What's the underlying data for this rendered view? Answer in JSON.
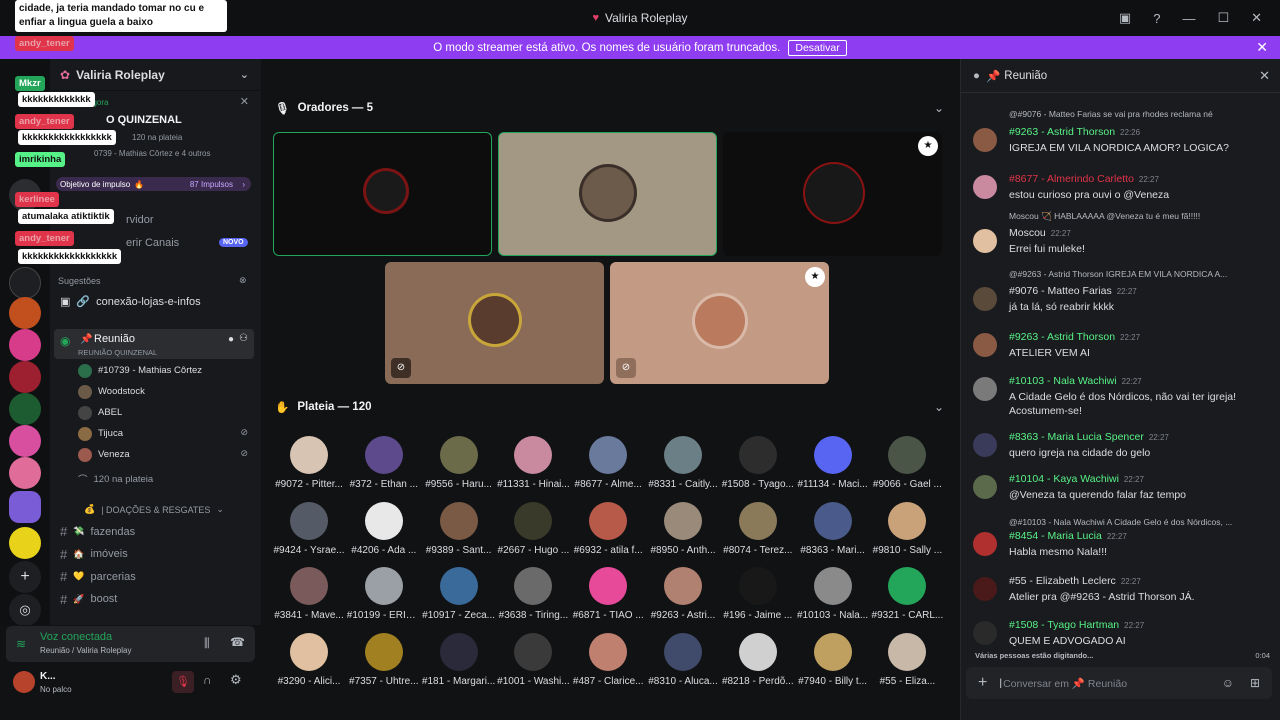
{
  "window": {
    "title": "Valiria Roleplay"
  },
  "banner": {
    "text": "O modo streamer está ativo. Os nomes de usuário foram truncados.",
    "button": "Desativar"
  },
  "server": {
    "name": "Valiria Roleplay"
  },
  "event": {
    "time": "agora",
    "title": "O QUINZENAL",
    "count": "120 na plateia",
    "people": "0739 - Mathias Côrtez e 4 outros"
  },
  "boost": {
    "label": "Objetivo de impulso",
    "value": "87 Impulsos"
  },
  "misc": {
    "server_row": "rvidor",
    "channels_row": "erir Canais",
    "novo": "NOVO"
  },
  "suggestions": {
    "label": "Sugestões",
    "channel": "conexão-lojas-e-infos"
  },
  "voice_channel": {
    "name": "Reunião",
    "subtitle": "REUNIÃO QUINZENAL",
    "members": [
      "#10739 - Mathias Côrtez",
      "Woodstock",
      "ABEL",
      "Tijuca",
      "Veneza"
    ],
    "audience": "120 na plateia"
  },
  "category": {
    "name": "| DOAÇÕES & RESGATES",
    "channels": [
      "fazendas",
      "imóveis",
      "parcerias",
      "boost"
    ]
  },
  "voice_status": {
    "title": "Voz conectada",
    "location": "Reunião / Valiria Roleplay"
  },
  "user": {
    "name": "K...",
    "status": "No palco"
  },
  "stage": {
    "speakers_label": "Oradores — 5",
    "audience_label": "Plateia — 120"
  },
  "audience": [
    "#9072 - Pitter...",
    "#372 - Ethan ...",
    "#9556 - Haru...",
    "#11331 - Hinai...",
    "#8677 - Alme...",
    "#8331 - Caitly...",
    "#1508 - Tyago...",
    "#11134 - Maci...",
    "#9066 - Gael ...",
    "#9424 - Ysrae...",
    "#4206 - Ada ...",
    "#9389 - Sant...",
    "#2667 - Hugo ...",
    "#6932 - atila f...",
    "#8950 - Anth...",
    "#8074 - Terez...",
    "#8363 - Mari...",
    "#9810 - Sally ...",
    "#3841 - Mave...",
    "#10199 - ERIC...",
    "#10917 - Zeca...",
    "#3638 - Tiring...",
    "#6871 - TIAO ...",
    "#9263 - Astri...",
    "#196 - Jaime ...",
    "#10103 - Nala...",
    "#9321 - CARL...",
    "#3290 - Alici...",
    "#7357 - Uhtre...",
    "#181 - Margari...",
    "#1001 - Washi...",
    "#487 - Clarice...",
    "#8310 - Aluca...",
    "#8218 - Perdõ...",
    "#7940 - Billy t...",
    "#55 - Eliza..."
  ],
  "chat": {
    "title": "Reunião",
    "placeholder": "Conversar em 📌 Reunião",
    "typing": "Várias pessoas estão digitando...",
    "typing_time": "0:04",
    "messages": [
      {
        "reply": "@#9076 - Matteo Farias se vai pra rhodes reclama né",
        "name": "#9263 - Astrid Thorson",
        "time": "22:26",
        "text": "IGREJA EM VILA NORDICA AMOR? LOGICA?",
        "color": "#57f287"
      },
      {
        "reply": "",
        "name": "#8677 - Almerindo Carletto",
        "time": "22:27",
        "text": "estou curioso pra ouvi o @Veneza",
        "color": "#e0344a"
      },
      {
        "reply": "Moscou 🏹 HABLAAAAA @Veneza tu é meu fã!!!!!",
        "name": "Moscou",
        "time": "22:27",
        "text": "Errei fui muleke!",
        "color": "#dbdee1"
      },
      {
        "reply": "@#9263 - Astrid Thorson IGREJA EM VILA NORDICA A...",
        "name": "#9076 - Matteo Farias",
        "time": "22:27",
        "text": "já ta lá, só reabrir kkkk",
        "color": "#dbdee1"
      },
      {
        "reply": "",
        "name": "#9263 - Astrid Thorson",
        "time": "22:27",
        "text": "ATELIER VEM AI",
        "color": "#57f287"
      },
      {
        "reply": "",
        "name": "#10103 - Nala Wachiwi",
        "time": "22:27",
        "text": "A Cidade Gelo é dos Nórdicos, não vai ter igreja! Acostumem-se!",
        "color": "#57f287"
      },
      {
        "reply": "",
        "name": "#8363 - Maria Lucia Spencer",
        "time": "22:27",
        "text": "quero igreja na cidade do gelo",
        "color": "#57f287"
      },
      {
        "reply": "",
        "name": "#10104 - Kaya Wachiwi",
        "time": "22:27",
        "text": "@Veneza ta querendo falar faz tempo",
        "color": "#57f287"
      },
      {
        "reply": "@#10103 - Nala Wachiwi A Cidade Gelo é dos Nórdicos, ...",
        "name": "#8454 - Maria Lucia",
        "time": "22:27",
        "text": "Habla mesmo Nala!!!",
        "color": "#57f287"
      },
      {
        "reply": "",
        "name": "#55 - Elizabeth Leclerc",
        "time": "22:27",
        "text": "Atelier pra @#9263 - Astrid Thorson JÁ.",
        "color": "#dbdee1"
      },
      {
        "reply": "",
        "name": "#1508 - Tyago Hartman",
        "time": "22:27",
        "text": "QUEM E ADVOGADO AI",
        "color": "#57f287"
      }
    ]
  },
  "overlay": {
    "top_msg": "cidade, ja teria mandado tomar no cu e enfiar a lingua guela a baixo",
    "lines": [
      "andy_tener",
      "Mkzr",
      "kkkkkkkkkkkkk",
      "andy_tener",
      "kkkkkkkkkkkkkkkkk",
      "imrikinha",
      "kerlinee",
      "atumalaka atiktiktik",
      "andy_tener",
      "kkkkkkkkkkkkkkkkkk"
    ]
  },
  "colors": {
    "accent": "#8f3df0",
    "green": "#23a55a",
    "red": "#e0344a",
    "blurple": "#5865f2"
  }
}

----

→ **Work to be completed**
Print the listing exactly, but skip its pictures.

→ **Solved problem**
What's the underlying data for this rendered view? Answer in JSON.
{
  "window": {
    "title": "Valiria Roleplay"
  },
  "banner": {
    "text": "O modo streamer está ativo. Os nomes de usuário foram truncados.",
    "button": "Desativar"
  },
  "server": {
    "name": "Valiria Roleplay"
  },
  "event": {
    "time": "agora",
    "title": "O QUINZENAL",
    "count": "120 na plateia",
    "people": "0739 - Mathias Côrtez e 4 outros"
  },
  "boost": {
    "label": "Objetivo de impulso",
    "value": "87 Impulsos"
  },
  "misc": {
    "server_row": "rvidor",
    "channels_row": "erir Canais",
    "novo": "NOVO"
  },
  "suggestions": {
    "label": "Sugestões",
    "channel": "conexão-lojas-e-infos"
  },
  "voice_channel": {
    "name": "Reunião",
    "subtitle": "REUNIÃO QUINZENAL",
    "members": [
      "#10739 - Mathias Côrtez",
      "Woodstock",
      "ABEL",
      "Tijuca",
      "Veneza"
    ],
    "audience": "120 na plateia"
  },
  "category": {
    "name": "| DOAÇÕES & RESGATES",
    "channels": [
      "fazendas",
      "imóveis",
      "parcerias",
      "boost"
    ]
  },
  "voice_status": {
    "title": "Voz conectada",
    "location": "Reunião / Valiria Roleplay"
  },
  "user": {
    "name": "K...",
    "status": "No palco"
  },
  "stage": {
    "speakers_label": "Oradores — 5",
    "audience_label": "Plateia — 120"
  },
  "audience": [
    "#9072 - Pitter...",
    "#372 - Ethan ...",
    "#9556 - Haru...",
    "#11331 - Hinai...",
    "#8677 - Alme...",
    "#8331 - Caitly...",
    "#1508 - Tyago...",
    "#11134 - Maci...",
    "#9066 - Gael ...",
    "#9424 - Ysrae...",
    "#4206 - Ada ...",
    "#9389 - Sant...",
    "#2667 - Hugo ...",
    "#6932 - atila f...",
    "#8950 - Anth...",
    "#8074 - Terez...",
    "#8363 - Mari...",
    "#9810 - Sally ...",
    "#3841 - Mave...",
    "#10199 - ERIC...",
    "#10917 - Zeca...",
    "#3638 - Tiring...",
    "#6871 - TIAO ...",
    "#9263 - Astri...",
    "#196 - Jaime ...",
    "#10103 - Nala...",
    "#9321 - CARL...",
    "#3290 - Alici...",
    "#7357 - Uhtre...",
    "#181 - Margari...",
    "#1001 - Washi...",
    "#487 - Clarice...",
    "#8310 - Aluca...",
    "#8218 - Perdõ...",
    "#7940 - Billy t...",
    "#55 - Eliza..."
  ],
  "chat": {
    "title": "Reunião",
    "placeholder": "Conversar em 📌 Reunião",
    "typing": "Várias pessoas estão digitando...",
    "typing_time": "0:04",
    "messages": [
      {
        "reply": "@#9076 - Matteo Farias se vai pra rhodes reclama né",
        "name": "#9263 - Astrid Thorson",
        "time": "22:26",
        "text": "IGREJA EM VILA NORDICA AMOR? LOGICA?",
        "color": "#57f287"
      },
      {
        "reply": "",
        "name": "#8677 - Almerindo Carletto",
        "time": "22:27",
        "text": "estou curioso pra ouvi o @Veneza",
        "color": "#e0344a"
      },
      {
        "reply": "Moscou 🏹 HABLAAAAA @Veneza tu é meu fã!!!!!",
        "name": "Moscou",
        "time": "22:27",
        "text": "Errei fui muleke!",
        "color": "#dbdee1"
      },
      {
        "reply": "@#9263 - Astrid Thorson IGREJA EM VILA NORDICA A...",
        "name": "#9076 - Matteo Farias",
        "time": "22:27",
        "text": "já ta lá, só reabrir kkkk",
        "color": "#dbdee1"
      },
      {
        "reply": "",
        "name": "#9263 - Astrid Thorson",
        "time": "22:27",
        "text": "ATELIER VEM AI",
        "color": "#57f287"
      },
      {
        "reply": "",
        "name": "#10103 - Nala Wachiwi",
        "time": "22:27",
        "text": "A Cidade Gelo é dos Nórdicos, não vai ter igreja! Acostumem-se!",
        "color": "#57f287"
      },
      {
        "reply": "",
        "name": "#8363 - Maria Lucia Spencer",
        "time": "22:27",
        "text": "quero igreja na cidade do gelo",
        "color": "#57f287"
      },
      {
        "reply": "",
        "name": "#10104 - Kaya Wachiwi",
        "time": "22:27",
        "text": "@Veneza ta querendo falar faz tempo",
        "color": "#57f287"
      },
      {
        "reply": "@#10103 - Nala Wachiwi A Cidade Gelo é dos Nórdicos, ...",
        "name": "#8454 - Maria Lucia",
        "time": "22:27",
        "text": "Habla mesmo Nala!!!",
        "color": "#57f287"
      },
      {
        "reply": "",
        "name": "#55 - Elizabeth Leclerc",
        "time": "22:27",
        "text": "Atelier pra @#9263 - Astrid Thorson JÁ.",
        "color": "#dbdee1"
      },
      {
        "reply": "",
        "name": "#1508 - Tyago Hartman",
        "time": "22:27",
        "text": "QUEM E ADVOGADO AI",
        "color": "#57f287"
      }
    ]
  },
  "overlay": {
    "top_msg": "cidade, ja teria mandado tomar no cu e enfiar a lingua guela a baixo",
    "lines": [
      "andy_tener",
      "Mkzr",
      "kkkkkkkkkkkkk",
      "andy_tener",
      "kkkkkkkkkkkkkkkkk",
      "imrikinha",
      "kerlinee",
      "atumalaka atiktiktik",
      "andy_tener",
      "kkkkkkkkkkkkkkkkkk"
    ]
  },
  "colors": {
    "accent": "#8f3df0",
    "green": "#23a55a",
    "red": "#e0344a",
    "blurple": "#5865f2"
  }
}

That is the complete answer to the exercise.